9:00 a.m. – 3:00 p.m. Saturday, September 17, 2022, in the Halpin-Harrison building
on the Shenandoah University Campus in Winchester, Virginia. Halpin-Harrison is #23 on the campus map.
The registration fee includes two breakout sessions, lunch, and the Keynote workshop.
Professional Development Recertification Points
will be provided for attendees
Breakout Sessions 9:15 – 10:30 a.m.
Assist students in creating rubrics for student ownership in the writing process. Focus is on mentor texts and SOL writing strands.
K-University, all content
Multi-Genre Writing: Live on the Page
Writing in multiple genres offers an opportunity to deeply explore a subject from multiple perspectives. This outlet appeals to students attempting to write about difficult topics.
Elementary-University, all content
Your Words Matter: Creating a Community of Writers
To create confident student writers, teachers must assist students in establishing identities not only as writers but also as important people with unique voices. Practices are shared to encourage students to dig deep, respectfully share with peers, and create a community of active writers, readers, and critical friends.
Reconnect through Reading, Writing, and Discussion
Research hasn’t caught up yet with documenting what teachers already see: Covid infections and the lockdown damaged student ability to read, write, and converse. Strategies create academic discussions that can culminate in argument writing.
Elementary to University
Strength-Based Learning: Harnessing Student Agency
Focused on revealing, developing, and enhancing student strengths so students can create their own educational success. Empowering students to direct their own learning may be the single greatest gift we can give. These strategies work with all students.

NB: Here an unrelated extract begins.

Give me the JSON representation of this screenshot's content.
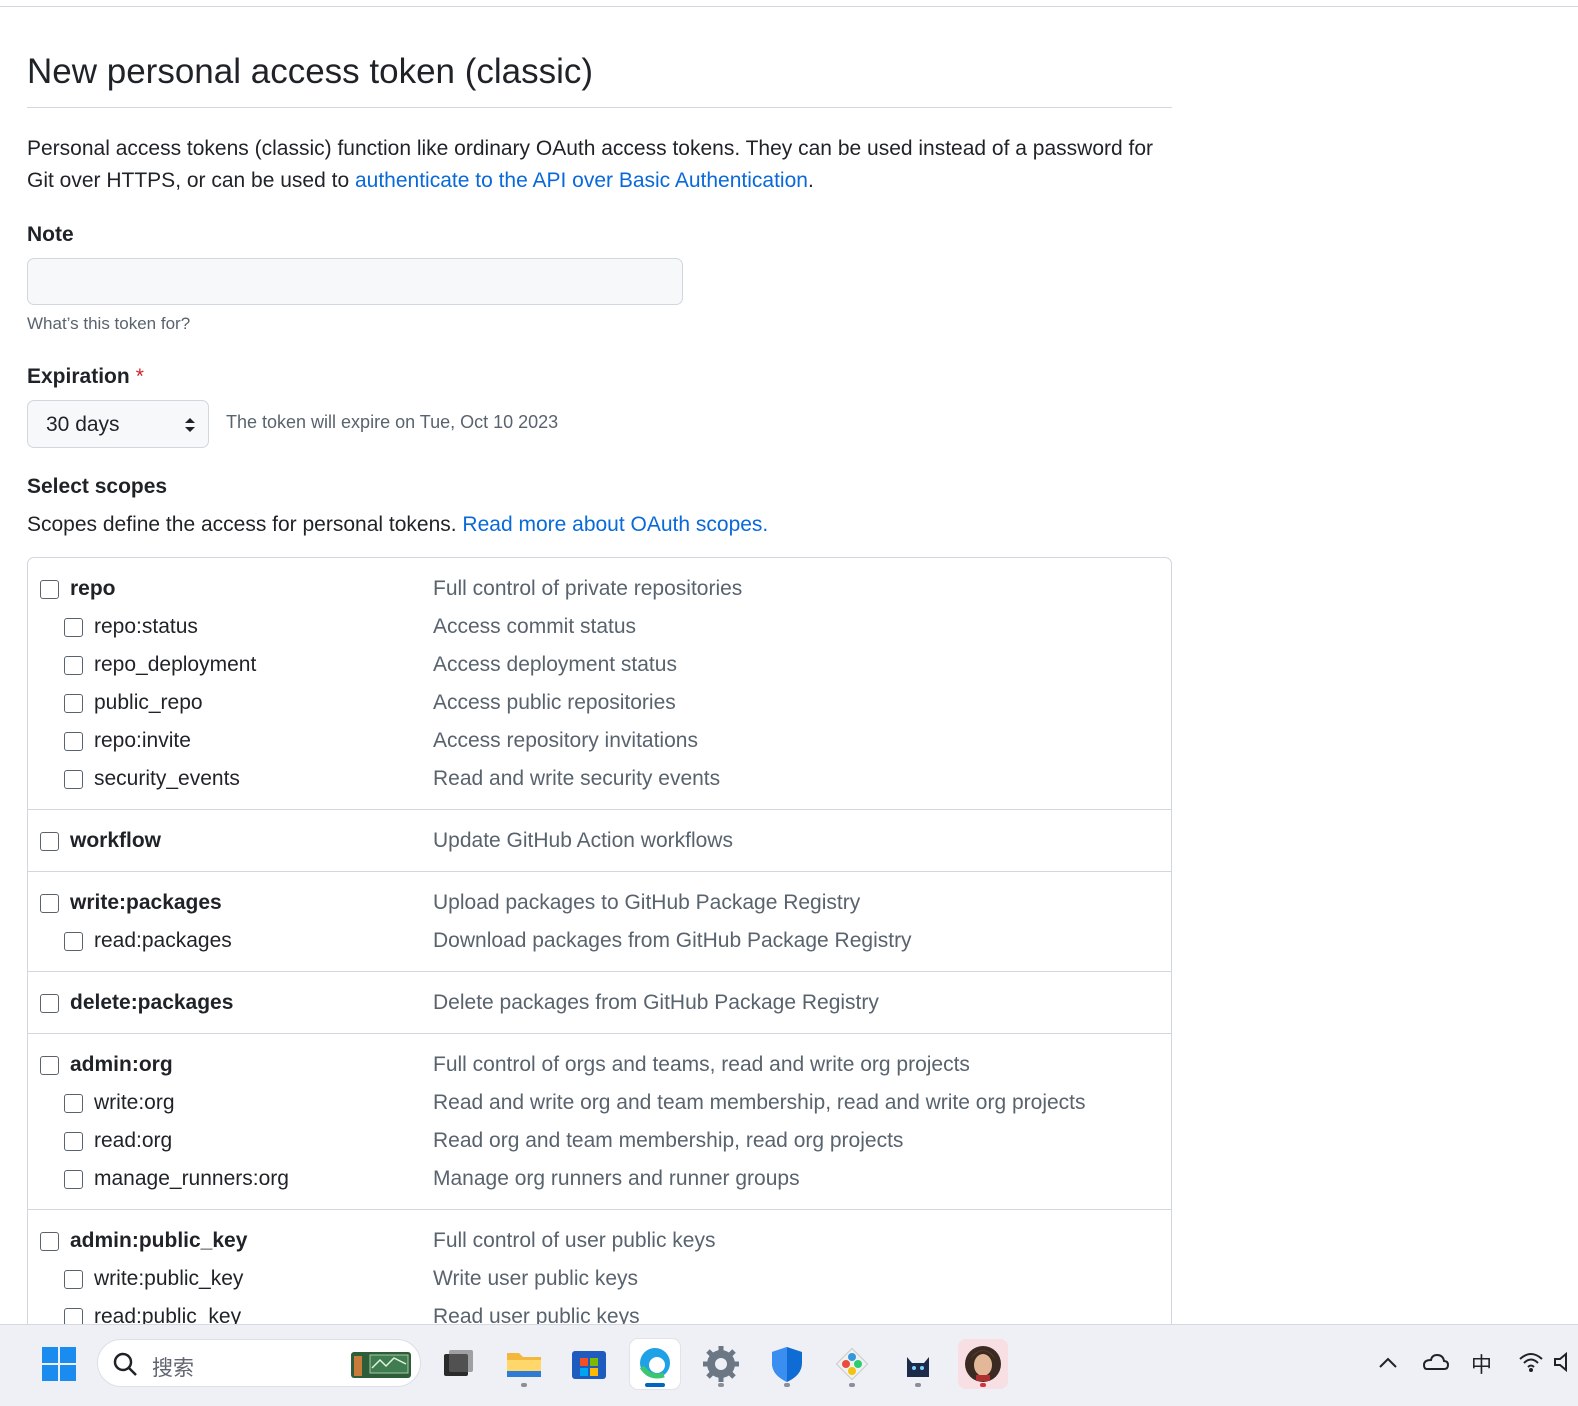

K-University, All Content
One-Pagers for Assessment and Reflection
One-pagers are applicable to all disciplines as a writing-to-learn activity. Students design one-pagers by blending verbal text with visual information about content.
Grades 5-12, All Content
Second Session 10:45-12:00
Please See Color
Culturally and historically responsive teaching techniques can impact the classroom learning community. Strategies and resources demonstrated for incorporating culturally and historically responsive techniques.
Grades K-8, All Content
Scaffolded Academic Writing and Discourse for all Students
After returning from virtual learning, students were reluctant to engage in classroom discussion and needed more support in writing. This presentation provides scaffolded activities and resources that increase student comfort in academic discourse.
Grades 6-University, All Content
Is Your Smartphone Making you Stupid?
Researchers and academics often refer to academic writing as a “conversation” through reading and understanding various voices before taking a position. With materials taken from College, Career, and Community Writers Program (C3WP), we will work through the conversation on smartphones to see where we stand on the issue.
Grades 6-University, All Content
Human Rights in the Classroom
Teachers will get a preview of the intensive, week-long TOLI summer seminar held in Sterling, VA that explores the complexities of the Holocaust and Virginia’s history of racial injustice.
Grades 6-12. Content: ELA/English, History, Foreign Language
Don’t Chicken out about Writing
Help your students not chicken out about writing, but embrace it. Processes for supporting students to brainstorm, map, and outline ideas for an essay using primary documents. Through two simple techniques–bucketing and chicken foot–students will be able to create evidence-supported arguments.
Grades 8-12, All Content
The Hero’s Journey: Writing Fiction with an end in Mind
Assistance for students who want to write fiction but can’t start or say “I’m Done!” before including important story elements. A model for storytelling.
Grades 4-8, ELA/History/Social Studies
Shenandoah Valley Writing Project**
Division of Extended and Distance Learning